In the entries that follow, which lines hold the string "title"? List them.

* Data in this exercise *

--- --- ---

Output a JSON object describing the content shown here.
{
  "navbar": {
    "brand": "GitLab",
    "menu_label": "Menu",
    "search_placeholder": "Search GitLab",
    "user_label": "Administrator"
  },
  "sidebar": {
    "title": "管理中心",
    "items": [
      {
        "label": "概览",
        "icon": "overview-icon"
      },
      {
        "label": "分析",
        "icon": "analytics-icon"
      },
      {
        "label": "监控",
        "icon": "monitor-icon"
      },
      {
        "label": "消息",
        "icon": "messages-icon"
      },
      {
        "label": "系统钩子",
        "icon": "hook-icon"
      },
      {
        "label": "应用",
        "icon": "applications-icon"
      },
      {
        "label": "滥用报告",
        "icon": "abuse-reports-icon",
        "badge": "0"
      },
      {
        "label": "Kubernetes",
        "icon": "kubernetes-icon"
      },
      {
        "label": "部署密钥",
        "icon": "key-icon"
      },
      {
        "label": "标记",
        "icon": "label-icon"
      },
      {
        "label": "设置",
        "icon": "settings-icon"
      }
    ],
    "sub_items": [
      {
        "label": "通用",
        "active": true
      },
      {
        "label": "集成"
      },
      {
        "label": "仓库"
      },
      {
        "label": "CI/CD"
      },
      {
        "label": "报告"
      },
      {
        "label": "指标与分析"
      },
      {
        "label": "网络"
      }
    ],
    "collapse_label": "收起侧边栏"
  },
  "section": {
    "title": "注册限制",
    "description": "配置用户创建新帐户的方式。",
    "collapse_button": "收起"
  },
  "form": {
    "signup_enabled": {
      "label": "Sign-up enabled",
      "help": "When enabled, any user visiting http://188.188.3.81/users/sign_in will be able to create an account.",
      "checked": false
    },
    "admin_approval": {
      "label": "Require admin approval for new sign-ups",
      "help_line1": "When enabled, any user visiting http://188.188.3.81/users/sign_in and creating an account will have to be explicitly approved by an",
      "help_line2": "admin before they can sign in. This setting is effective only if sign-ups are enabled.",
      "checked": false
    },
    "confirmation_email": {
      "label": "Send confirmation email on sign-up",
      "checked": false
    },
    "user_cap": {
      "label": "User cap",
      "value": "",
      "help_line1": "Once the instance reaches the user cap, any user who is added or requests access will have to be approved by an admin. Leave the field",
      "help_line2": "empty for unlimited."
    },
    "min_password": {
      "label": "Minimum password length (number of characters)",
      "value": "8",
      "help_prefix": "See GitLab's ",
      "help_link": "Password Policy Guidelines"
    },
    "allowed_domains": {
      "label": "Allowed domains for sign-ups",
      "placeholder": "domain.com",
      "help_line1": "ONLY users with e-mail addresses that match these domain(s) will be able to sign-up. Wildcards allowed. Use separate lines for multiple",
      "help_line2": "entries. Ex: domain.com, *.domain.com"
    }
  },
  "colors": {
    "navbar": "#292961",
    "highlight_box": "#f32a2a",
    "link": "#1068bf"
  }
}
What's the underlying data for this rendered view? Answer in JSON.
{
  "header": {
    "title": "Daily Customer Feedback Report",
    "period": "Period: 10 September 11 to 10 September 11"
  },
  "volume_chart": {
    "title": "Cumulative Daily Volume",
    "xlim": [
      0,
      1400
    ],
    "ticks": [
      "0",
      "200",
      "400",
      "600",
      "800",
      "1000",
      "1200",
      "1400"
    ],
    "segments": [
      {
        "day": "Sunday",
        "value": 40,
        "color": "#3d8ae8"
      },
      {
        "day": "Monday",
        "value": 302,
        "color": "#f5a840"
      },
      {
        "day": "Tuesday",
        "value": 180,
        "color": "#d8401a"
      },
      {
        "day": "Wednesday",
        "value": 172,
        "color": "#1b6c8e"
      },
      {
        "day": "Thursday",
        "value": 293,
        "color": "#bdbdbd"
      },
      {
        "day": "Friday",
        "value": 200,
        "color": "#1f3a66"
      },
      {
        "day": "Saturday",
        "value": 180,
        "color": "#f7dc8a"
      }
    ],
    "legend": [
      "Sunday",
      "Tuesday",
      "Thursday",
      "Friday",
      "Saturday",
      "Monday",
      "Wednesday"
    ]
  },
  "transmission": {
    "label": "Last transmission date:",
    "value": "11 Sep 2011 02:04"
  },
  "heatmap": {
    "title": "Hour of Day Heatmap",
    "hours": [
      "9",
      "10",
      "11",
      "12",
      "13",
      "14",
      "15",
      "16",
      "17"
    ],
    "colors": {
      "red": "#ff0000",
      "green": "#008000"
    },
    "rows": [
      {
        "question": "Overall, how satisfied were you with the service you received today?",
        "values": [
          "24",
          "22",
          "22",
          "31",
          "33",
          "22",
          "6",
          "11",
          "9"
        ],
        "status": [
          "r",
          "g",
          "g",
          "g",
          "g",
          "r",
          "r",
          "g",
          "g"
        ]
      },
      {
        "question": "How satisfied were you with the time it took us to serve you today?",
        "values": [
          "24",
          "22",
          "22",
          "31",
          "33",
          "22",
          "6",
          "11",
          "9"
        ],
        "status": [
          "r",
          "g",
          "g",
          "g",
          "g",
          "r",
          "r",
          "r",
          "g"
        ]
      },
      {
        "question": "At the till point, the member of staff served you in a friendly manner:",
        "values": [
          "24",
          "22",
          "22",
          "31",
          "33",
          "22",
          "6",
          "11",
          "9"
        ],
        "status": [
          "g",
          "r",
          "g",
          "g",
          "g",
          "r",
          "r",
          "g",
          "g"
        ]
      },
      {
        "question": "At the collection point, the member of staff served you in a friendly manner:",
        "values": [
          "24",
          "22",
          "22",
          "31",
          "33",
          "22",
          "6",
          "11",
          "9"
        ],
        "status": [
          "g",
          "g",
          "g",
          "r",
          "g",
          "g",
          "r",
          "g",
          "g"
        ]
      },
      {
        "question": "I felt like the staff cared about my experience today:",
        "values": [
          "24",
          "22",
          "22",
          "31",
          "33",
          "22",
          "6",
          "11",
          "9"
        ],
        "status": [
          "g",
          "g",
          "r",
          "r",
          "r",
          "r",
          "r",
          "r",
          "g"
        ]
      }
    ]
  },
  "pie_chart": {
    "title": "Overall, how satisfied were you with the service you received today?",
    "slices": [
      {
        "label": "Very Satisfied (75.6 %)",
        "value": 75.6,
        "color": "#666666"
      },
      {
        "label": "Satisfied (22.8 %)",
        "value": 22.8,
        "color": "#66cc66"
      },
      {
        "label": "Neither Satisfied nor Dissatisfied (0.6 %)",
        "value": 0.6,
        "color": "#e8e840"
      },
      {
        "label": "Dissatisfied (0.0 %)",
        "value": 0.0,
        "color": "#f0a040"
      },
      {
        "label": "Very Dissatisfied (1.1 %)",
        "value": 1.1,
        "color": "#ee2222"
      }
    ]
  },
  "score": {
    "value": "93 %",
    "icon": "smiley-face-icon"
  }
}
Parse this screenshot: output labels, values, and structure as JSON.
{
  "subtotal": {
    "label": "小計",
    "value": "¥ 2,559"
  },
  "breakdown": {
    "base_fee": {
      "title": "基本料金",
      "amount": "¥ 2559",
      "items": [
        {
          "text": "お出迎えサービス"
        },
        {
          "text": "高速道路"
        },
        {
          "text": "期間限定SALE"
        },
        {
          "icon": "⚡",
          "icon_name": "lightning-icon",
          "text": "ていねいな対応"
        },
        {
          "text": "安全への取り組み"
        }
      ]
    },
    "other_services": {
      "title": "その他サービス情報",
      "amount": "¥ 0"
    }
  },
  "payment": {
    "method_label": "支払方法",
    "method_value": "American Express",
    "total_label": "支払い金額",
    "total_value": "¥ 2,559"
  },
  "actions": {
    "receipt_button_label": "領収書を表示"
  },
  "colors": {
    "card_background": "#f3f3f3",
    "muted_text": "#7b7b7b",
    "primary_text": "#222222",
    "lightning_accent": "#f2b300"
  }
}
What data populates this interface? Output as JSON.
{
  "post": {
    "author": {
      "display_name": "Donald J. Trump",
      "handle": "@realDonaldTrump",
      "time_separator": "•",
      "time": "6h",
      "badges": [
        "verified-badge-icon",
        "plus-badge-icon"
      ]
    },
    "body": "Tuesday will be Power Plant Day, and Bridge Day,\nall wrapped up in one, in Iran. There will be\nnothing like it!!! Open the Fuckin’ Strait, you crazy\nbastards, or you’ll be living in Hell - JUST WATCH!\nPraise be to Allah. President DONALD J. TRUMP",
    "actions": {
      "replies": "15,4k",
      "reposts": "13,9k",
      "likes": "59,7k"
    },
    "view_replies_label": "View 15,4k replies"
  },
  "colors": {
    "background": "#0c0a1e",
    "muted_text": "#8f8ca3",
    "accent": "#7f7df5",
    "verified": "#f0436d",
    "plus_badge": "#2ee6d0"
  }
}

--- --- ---

* Response to the exercise *
    "title": "管理中心",
    "title": "注册限制",
    "title": "Daily Customer Feedback Report",
    "title": "Cumulative Daily Volume",
    "title": "Hour of Day Heatmap",
    "title": "Overall, how satisfied were you with the service you received today?",
      "title": "基本料金",
      "title": "その他サービス情報",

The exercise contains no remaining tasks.